RECORDS PROVIDED section start

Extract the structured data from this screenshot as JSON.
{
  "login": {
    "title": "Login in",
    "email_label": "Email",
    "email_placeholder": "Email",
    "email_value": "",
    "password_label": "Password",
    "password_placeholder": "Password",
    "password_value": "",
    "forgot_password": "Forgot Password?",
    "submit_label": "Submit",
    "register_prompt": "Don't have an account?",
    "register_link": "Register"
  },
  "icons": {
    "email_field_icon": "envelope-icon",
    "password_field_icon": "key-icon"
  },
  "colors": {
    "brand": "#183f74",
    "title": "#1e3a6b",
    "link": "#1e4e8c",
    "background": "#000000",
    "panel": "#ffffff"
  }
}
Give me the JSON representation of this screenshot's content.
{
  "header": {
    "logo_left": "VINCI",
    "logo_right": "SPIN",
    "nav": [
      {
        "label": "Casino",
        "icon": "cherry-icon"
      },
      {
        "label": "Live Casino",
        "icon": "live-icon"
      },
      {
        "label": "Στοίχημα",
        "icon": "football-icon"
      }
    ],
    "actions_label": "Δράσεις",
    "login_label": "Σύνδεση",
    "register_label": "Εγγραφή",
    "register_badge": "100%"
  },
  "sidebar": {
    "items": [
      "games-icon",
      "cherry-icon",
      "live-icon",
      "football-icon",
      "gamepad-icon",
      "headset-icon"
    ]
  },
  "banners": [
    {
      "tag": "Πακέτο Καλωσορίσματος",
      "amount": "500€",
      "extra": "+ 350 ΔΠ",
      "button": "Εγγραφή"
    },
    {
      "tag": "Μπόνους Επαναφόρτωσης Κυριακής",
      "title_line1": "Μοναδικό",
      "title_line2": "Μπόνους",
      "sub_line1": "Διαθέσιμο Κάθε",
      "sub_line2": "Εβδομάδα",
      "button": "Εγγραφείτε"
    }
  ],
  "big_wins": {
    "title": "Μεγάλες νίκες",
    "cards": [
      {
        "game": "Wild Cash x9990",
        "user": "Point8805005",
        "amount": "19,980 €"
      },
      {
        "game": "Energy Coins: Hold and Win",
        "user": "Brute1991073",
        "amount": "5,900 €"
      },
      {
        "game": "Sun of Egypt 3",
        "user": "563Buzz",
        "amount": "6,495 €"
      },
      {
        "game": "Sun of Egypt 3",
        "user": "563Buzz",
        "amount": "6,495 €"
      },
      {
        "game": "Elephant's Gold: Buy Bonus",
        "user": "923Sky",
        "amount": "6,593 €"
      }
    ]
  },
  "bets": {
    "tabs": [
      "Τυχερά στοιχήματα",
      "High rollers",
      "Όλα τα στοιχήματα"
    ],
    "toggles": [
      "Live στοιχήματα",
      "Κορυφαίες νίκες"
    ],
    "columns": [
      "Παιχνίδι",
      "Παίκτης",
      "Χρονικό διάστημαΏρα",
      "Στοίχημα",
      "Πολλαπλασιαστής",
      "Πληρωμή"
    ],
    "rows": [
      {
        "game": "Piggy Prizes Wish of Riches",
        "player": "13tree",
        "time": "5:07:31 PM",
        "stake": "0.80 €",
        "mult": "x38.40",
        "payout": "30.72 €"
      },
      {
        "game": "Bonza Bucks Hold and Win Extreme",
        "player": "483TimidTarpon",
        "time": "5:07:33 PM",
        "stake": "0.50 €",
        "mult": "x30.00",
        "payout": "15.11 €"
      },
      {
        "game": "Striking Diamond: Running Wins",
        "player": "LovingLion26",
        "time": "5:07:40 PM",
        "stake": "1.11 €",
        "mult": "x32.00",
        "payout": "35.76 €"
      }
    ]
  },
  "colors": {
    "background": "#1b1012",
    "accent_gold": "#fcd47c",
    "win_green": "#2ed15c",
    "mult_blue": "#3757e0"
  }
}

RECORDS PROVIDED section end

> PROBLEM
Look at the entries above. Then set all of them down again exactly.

> SOLUTION
Extract the structured data from this screenshot as JSON.
{
  "login": {
    "title": "Login in",
    "email_label": "Email",
    "email_placeholder": "Email",
    "email_value": "",
    "password_label": "Password",
    "password_placeholder": "Password",
    "password_value": "",
    "forgot_password": "Forgot Password?",
    "submit_label": "Submit",
    "register_prompt": "Don't have an account?",
    "register_link": "Register"
  },
  "icons": {
    "email_field_icon": "envelope-icon",
    "password_field_icon": "key-icon"
  },
  "colors": {
    "brand": "#183f74",
    "title": "#1e3a6b",
    "link": "#1e4e8c",
    "background": "#000000",
    "panel": "#ffffff"
  }
}
Give me the JSON representation of this screenshot's content.
{
  "header": {
    "logo_left": "VINCI",
    "logo_right": "SPIN",
    "nav": [
      {
        "label": "Casino",
        "icon": "cherry-icon"
      },
      {
        "label": "Live Casino",
        "icon": "live-icon"
      },
      {
        "label": "Στοίχημα",
        "icon": "football-icon"
      }
    ],
    "actions_label": "Δράσεις",
    "login_label": "Σύνδεση",
    "register_label": "Εγγραφή",
    "register_badge": "100%"
  },
  "sidebar": {
    "items": [
      "games-icon",
      "cherry-icon",
      "live-icon",
      "football-icon",
      "gamepad-icon",
      "headset-icon"
    ]
  },
  "banners": [
    {
      "tag": "Πακέτο Καλωσορίσματος",
      "amount": "500€",
      "extra": "+ 350 ΔΠ",
      "button": "Εγγραφή"
    },
    {
      "tag": "Μπόνους Επαναφόρτωσης Κυριακής",
      "title_line1": "Μοναδικό",
      "title_line2": "Μπόνους",
      "sub_line1": "Διαθέσιμο Κάθε",
      "sub_line2": "Εβδομάδα",
      "button": "Εγγραφείτε"
    }
  ],
  "big_wins": {
    "title": "Μεγάλες νίκες",
    "cards": [
      {
        "game": "Wild Cash x9990",
        "user": "Point8805005",
        "amount": "19,980 €"
      },
      {
        "game": "Energy Coins: Hold and Win",
        "user": "Brute1991073",
        "amount": "5,900 €"
      },
      {
        "game": "Sun of Egypt 3",
        "user": "563Buzz",
        "amount": "6,495 €"
      },
      {
        "game": "Sun of Egypt 3",
        "user": "563Buzz",
        "amount": "6,495 €"
      },
      {
        "game": "Elephant's Gold: Buy Bonus",
        "user": "923Sky",
        "amount": "6,593 €"
      }
    ]
  },
  "bets": {
    "tabs": [
      "Τυχερά στοιχήματα",
      "High rollers",
      "Όλα τα στοιχήματα"
    ],
    "toggles": [
      "Live στοιχήματα",
      "Κορυφαίες νίκες"
    ],
    "columns": [
      "Παιχνίδι",
      "Παίκτης",
      "Χρονικό διάστημαΏρα",
      "Στοίχημα",
      "Πολλαπλασιαστής",
      "Πληρωμή"
    ],
    "rows": [
      {
        "game": "Piggy Prizes Wish of Riches",
        "player": "13tree",
        "time": "5:07:31 PM",
        "stake": "0.80 €",
        "mult": "x38.40",
        "payout": "30.72 €"
      },
      {
        "game": "Bonza Bucks Hold and Win Extreme",
        "player": "483TimidTarpon",
        "time": "5:07:33 PM",
        "stake": "0.50 €",
        "mult": "x30.00",
        "payout": "15.11 €"
      },
      {
        "game": "Striking Diamond: Running Wins",
        "player": "LovingLion26",
        "time": "5:07:40 PM",
        "stake": "1.11 €",
        "mult": "x32.00",
        "payout": "35.76 €"
      }
    ]
  },
  "colors": {
    "background": "#1b1012",
    "accent_gold": "#fcd47c",
    "win_green": "#2ed15c",
    "mult_blue": "#3757e0"
  }
}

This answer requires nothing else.